- **Task prompt**
This exercise calls for a copy of every line in the listing below that carries the word "watermark".

- **Input material**

⟨

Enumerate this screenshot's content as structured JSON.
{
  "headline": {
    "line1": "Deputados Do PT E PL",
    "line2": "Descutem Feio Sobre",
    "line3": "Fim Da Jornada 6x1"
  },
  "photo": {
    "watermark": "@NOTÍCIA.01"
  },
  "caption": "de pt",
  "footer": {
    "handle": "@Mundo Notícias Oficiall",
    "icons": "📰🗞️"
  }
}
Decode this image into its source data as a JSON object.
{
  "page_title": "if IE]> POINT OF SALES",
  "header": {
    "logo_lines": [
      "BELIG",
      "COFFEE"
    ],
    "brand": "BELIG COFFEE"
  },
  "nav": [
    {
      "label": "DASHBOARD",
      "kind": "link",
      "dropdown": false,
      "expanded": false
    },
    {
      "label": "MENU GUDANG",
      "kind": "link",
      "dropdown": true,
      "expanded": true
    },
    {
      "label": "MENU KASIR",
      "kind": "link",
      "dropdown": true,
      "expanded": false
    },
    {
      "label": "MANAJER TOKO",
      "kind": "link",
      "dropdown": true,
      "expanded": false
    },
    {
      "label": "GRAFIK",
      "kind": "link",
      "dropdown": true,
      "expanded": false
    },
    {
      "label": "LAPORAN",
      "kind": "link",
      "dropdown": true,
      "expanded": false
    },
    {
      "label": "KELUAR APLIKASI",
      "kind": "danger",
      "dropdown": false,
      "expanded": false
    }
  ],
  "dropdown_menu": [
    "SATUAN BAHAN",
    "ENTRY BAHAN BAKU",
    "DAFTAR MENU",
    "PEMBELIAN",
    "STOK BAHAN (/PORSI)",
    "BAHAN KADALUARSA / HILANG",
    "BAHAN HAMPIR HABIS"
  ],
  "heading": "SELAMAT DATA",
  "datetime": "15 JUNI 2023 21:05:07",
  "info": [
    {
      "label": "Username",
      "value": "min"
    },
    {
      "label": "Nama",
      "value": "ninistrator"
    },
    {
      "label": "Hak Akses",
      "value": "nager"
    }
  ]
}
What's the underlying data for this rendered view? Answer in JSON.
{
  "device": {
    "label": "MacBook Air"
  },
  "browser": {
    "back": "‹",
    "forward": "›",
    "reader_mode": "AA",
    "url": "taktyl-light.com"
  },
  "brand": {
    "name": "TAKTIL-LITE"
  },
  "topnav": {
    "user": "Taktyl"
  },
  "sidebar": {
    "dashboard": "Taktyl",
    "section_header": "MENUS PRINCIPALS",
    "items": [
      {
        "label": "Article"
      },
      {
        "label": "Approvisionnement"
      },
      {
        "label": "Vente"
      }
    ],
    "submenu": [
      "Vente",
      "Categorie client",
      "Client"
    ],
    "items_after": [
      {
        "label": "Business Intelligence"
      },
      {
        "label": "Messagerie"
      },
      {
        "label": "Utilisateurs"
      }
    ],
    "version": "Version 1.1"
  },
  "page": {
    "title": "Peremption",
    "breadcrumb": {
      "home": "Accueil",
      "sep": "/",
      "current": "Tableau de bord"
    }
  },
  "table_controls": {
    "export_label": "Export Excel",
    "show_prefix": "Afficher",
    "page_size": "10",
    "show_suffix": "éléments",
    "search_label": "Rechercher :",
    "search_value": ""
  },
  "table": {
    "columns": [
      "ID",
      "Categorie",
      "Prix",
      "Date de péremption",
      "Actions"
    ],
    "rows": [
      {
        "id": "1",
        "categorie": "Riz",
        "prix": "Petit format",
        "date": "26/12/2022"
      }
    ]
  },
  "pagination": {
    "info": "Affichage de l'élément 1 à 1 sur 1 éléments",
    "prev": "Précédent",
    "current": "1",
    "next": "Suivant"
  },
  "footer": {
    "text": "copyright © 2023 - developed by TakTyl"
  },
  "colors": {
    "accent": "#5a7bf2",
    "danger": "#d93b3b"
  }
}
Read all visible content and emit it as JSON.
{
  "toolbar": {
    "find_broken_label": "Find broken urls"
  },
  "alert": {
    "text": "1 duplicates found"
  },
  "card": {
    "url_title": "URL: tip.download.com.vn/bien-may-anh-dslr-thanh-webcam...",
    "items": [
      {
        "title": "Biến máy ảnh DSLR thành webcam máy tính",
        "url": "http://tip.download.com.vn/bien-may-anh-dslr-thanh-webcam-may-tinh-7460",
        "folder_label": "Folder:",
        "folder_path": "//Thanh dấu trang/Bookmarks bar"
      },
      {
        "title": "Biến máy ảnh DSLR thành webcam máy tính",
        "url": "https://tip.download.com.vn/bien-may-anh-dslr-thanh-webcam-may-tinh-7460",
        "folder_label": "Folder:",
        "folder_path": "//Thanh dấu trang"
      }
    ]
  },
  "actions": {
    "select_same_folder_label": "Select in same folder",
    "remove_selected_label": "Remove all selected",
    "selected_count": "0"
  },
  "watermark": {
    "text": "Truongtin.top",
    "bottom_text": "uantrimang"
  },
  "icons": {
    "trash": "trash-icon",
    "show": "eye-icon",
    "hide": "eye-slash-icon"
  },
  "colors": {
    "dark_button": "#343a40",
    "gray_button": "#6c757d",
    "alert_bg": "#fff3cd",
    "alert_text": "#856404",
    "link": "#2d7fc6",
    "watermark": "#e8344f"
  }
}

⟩

- **Answer space**
    "watermark": "@NOTÍCIA.01"
  "watermark": {
    "watermark": "#e8344f"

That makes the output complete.